Pages (from-to)246-269
Journal / PublicationJournal of Developing Societies
Volume32
Issue number3
Online published24 Jul 2016
Publication statusPublished - Sept 2016

Abstract

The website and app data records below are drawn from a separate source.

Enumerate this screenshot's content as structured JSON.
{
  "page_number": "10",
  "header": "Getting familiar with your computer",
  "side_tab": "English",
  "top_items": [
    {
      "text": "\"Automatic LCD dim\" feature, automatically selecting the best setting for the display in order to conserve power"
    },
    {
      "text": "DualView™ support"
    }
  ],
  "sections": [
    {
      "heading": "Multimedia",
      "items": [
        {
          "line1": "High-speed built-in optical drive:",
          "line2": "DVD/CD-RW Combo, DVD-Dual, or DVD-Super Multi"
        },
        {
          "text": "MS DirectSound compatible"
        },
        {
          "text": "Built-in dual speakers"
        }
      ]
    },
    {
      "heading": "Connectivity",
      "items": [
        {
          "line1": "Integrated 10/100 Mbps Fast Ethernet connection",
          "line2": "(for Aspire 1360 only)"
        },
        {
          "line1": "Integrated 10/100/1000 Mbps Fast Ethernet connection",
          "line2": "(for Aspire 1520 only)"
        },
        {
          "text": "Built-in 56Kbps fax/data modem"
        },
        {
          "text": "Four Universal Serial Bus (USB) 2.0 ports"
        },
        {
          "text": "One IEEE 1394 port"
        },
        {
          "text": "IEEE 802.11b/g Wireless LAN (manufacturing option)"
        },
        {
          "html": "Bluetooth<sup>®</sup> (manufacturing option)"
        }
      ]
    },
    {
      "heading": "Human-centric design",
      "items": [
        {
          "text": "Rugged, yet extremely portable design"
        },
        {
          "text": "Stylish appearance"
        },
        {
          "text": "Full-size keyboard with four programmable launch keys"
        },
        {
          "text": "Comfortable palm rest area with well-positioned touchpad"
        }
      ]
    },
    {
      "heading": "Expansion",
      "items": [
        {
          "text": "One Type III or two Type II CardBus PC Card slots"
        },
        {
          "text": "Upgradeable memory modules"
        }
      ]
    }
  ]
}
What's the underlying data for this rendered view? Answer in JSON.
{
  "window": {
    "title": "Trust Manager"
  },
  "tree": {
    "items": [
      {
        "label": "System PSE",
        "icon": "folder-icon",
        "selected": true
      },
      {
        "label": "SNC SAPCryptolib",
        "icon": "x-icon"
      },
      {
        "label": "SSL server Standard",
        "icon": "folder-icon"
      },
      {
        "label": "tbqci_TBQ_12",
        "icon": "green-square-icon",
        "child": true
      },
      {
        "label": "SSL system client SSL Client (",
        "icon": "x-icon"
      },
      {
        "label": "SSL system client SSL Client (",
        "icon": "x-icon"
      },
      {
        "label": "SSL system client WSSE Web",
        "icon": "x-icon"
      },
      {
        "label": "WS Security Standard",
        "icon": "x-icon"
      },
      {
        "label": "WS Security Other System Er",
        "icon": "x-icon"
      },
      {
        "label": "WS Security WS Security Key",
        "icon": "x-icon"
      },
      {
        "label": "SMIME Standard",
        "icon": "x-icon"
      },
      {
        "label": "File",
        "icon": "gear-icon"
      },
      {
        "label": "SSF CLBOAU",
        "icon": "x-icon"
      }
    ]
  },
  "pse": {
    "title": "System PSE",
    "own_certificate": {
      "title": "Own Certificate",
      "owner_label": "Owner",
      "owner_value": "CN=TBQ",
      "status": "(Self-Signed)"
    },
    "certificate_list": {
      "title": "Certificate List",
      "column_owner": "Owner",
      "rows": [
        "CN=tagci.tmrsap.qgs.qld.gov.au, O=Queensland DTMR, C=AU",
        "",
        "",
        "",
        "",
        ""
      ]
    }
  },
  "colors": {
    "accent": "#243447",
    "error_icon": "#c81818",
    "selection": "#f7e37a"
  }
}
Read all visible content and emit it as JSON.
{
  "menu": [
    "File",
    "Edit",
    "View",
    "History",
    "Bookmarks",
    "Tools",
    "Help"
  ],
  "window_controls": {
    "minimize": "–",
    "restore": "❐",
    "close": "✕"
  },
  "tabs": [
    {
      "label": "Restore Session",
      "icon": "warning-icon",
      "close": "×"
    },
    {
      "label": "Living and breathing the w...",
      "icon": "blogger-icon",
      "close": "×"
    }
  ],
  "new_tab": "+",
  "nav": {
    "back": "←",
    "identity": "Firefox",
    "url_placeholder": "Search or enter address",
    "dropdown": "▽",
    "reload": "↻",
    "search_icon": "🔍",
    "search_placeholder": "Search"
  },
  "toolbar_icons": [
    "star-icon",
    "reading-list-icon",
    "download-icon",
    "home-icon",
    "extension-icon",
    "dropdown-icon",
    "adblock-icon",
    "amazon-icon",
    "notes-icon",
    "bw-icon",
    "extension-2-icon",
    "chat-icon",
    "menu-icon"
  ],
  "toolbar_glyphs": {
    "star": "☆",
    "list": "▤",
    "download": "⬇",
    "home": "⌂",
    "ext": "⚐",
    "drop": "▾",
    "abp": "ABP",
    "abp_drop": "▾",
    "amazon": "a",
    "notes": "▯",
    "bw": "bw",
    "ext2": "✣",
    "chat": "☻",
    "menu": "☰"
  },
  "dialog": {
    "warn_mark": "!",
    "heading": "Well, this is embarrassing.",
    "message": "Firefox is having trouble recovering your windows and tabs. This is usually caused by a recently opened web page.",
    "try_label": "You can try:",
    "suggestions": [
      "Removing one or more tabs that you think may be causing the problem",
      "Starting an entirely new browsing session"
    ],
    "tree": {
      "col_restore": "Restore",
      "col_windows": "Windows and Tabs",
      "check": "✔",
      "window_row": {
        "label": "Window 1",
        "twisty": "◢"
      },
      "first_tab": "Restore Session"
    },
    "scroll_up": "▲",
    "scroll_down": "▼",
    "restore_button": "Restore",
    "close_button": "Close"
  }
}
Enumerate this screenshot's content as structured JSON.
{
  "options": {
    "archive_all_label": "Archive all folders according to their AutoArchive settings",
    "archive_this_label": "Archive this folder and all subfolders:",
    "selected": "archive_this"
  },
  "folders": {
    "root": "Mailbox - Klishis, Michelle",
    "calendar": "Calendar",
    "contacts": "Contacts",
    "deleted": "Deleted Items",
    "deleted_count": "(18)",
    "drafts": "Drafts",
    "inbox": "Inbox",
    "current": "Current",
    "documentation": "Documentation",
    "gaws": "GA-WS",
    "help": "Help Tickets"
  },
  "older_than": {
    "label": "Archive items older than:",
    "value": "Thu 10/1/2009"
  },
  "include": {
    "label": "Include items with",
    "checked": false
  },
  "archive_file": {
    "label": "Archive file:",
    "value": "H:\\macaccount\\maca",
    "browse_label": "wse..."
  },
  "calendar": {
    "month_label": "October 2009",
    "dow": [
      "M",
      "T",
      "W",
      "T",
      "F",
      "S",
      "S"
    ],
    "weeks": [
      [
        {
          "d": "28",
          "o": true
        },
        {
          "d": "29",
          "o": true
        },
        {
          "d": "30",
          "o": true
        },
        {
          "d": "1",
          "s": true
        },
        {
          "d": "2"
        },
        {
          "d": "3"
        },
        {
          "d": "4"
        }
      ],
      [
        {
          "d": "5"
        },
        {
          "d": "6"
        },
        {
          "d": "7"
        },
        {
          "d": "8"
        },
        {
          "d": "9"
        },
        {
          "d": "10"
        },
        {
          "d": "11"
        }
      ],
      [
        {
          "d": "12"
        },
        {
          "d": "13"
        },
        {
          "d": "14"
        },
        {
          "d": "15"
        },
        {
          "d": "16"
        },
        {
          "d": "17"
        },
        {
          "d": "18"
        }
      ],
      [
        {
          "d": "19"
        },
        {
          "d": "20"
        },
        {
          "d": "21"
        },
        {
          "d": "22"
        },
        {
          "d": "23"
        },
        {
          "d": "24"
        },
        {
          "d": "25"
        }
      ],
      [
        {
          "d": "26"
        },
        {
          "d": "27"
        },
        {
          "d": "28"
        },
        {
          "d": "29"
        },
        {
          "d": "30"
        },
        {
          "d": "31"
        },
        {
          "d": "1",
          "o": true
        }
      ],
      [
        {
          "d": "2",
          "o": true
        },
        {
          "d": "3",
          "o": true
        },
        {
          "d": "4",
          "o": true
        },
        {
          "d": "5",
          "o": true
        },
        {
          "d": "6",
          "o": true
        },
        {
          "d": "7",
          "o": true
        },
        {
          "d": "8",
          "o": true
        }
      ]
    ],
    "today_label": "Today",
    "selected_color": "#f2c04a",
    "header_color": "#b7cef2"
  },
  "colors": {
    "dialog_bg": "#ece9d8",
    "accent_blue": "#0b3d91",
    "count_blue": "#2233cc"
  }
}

In the Philippines and Thailand, two radically different “tales of democracy” are told: an elitist national narrative critiquing electoral “corruption” epitomized by vote buying and a local interpretation of elections in which politicians are judged according to the extent to which they benefit voters’ community and affirm poor people’s self-worth. The disadvantaged population’s community-based, mutualist voting behavior can be understood as a “moral economy of electoralism.” With the rise of populism under Joseph E. Estrada in the Philippines and Thaksin Shinawatra in Thailand, this electoral moral economy, previously hidden at the local level, appeared “center stage” in both countries, directly challenging elites. Under the guise of corruption charges, both Estrada in the Philippines and Thaksin in Thailand were overthrown despite continued strong support from less well-off voters. With the relative success of an elite “reformist” president in the Philippines, Benigno S. Aquino III, the populist “threat” has receded in the Philippines (although a neo-authoritarian challenge looms). But Thaksin’s electoral invulnerability led elites to back military rule aiming to postpone elections until their impact has been enervated through constitutional “reforms,” showing how strong the now nationalized moral economy of electoralism has become in Thailand.

Research Area(s)

  • Electoralism, Moral Economy, Philippines, Populism, Thailand